Work task
Your answer must be a single number: how many lines in the records below contain the word "values".

Data shown
········

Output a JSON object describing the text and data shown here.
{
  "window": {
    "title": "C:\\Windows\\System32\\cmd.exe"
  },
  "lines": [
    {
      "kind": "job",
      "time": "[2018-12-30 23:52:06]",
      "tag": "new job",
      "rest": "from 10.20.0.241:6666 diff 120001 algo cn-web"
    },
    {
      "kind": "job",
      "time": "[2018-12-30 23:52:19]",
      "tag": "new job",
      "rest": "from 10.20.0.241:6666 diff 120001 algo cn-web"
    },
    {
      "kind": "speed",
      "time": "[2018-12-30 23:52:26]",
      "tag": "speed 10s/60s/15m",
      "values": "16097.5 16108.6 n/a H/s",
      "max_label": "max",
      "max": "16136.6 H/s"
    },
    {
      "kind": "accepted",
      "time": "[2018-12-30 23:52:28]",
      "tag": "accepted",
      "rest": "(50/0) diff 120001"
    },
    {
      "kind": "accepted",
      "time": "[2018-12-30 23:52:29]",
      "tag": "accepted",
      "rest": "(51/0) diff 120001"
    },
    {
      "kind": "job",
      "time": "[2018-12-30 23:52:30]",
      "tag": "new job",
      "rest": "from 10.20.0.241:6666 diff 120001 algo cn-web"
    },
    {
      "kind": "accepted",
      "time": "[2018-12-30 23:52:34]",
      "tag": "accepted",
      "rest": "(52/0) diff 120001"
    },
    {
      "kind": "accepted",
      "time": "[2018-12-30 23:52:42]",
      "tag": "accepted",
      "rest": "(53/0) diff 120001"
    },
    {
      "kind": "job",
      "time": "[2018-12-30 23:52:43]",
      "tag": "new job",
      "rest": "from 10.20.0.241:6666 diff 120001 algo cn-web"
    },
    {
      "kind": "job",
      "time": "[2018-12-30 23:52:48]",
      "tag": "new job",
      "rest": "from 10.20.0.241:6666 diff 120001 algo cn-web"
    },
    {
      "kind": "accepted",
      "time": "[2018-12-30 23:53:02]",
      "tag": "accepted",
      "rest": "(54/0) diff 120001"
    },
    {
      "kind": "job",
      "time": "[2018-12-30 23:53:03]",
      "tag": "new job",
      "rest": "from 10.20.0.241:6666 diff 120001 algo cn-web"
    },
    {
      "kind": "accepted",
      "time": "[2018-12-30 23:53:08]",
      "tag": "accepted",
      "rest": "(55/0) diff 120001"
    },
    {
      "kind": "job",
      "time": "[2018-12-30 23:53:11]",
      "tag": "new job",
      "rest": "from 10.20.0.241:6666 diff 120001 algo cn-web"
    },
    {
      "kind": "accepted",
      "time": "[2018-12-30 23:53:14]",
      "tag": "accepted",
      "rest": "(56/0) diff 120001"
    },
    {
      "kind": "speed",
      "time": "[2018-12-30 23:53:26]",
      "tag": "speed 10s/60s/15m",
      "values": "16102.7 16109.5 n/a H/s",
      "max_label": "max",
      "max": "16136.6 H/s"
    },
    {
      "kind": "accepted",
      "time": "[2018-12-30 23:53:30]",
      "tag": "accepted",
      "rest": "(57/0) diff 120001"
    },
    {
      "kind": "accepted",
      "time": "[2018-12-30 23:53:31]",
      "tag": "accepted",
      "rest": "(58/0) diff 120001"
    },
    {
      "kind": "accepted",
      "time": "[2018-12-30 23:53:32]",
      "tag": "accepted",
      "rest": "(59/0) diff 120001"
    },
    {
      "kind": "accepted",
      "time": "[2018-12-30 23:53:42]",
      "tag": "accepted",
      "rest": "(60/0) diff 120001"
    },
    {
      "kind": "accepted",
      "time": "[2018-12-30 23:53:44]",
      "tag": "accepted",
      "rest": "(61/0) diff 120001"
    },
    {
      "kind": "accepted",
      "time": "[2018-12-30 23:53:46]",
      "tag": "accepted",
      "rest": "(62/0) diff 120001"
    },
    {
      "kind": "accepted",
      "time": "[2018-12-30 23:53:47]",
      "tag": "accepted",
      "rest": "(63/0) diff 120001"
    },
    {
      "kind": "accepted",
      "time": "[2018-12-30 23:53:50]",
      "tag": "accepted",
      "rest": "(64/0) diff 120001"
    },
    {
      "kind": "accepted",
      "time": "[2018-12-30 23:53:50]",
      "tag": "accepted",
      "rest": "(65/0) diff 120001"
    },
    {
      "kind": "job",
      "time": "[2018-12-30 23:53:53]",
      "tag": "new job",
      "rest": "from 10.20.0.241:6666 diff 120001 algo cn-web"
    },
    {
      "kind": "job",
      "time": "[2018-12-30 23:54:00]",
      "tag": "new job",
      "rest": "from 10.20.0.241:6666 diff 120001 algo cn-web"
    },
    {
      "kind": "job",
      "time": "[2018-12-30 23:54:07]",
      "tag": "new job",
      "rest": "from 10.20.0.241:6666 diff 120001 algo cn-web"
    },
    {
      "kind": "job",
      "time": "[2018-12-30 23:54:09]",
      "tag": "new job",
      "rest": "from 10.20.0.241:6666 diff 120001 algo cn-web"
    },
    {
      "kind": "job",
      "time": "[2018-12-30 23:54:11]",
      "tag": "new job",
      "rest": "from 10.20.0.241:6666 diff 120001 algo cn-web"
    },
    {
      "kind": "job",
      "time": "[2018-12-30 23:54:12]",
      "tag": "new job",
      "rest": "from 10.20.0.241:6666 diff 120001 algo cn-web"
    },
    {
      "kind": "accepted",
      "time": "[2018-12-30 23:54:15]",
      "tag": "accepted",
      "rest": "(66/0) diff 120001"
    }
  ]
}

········

Exercise output
2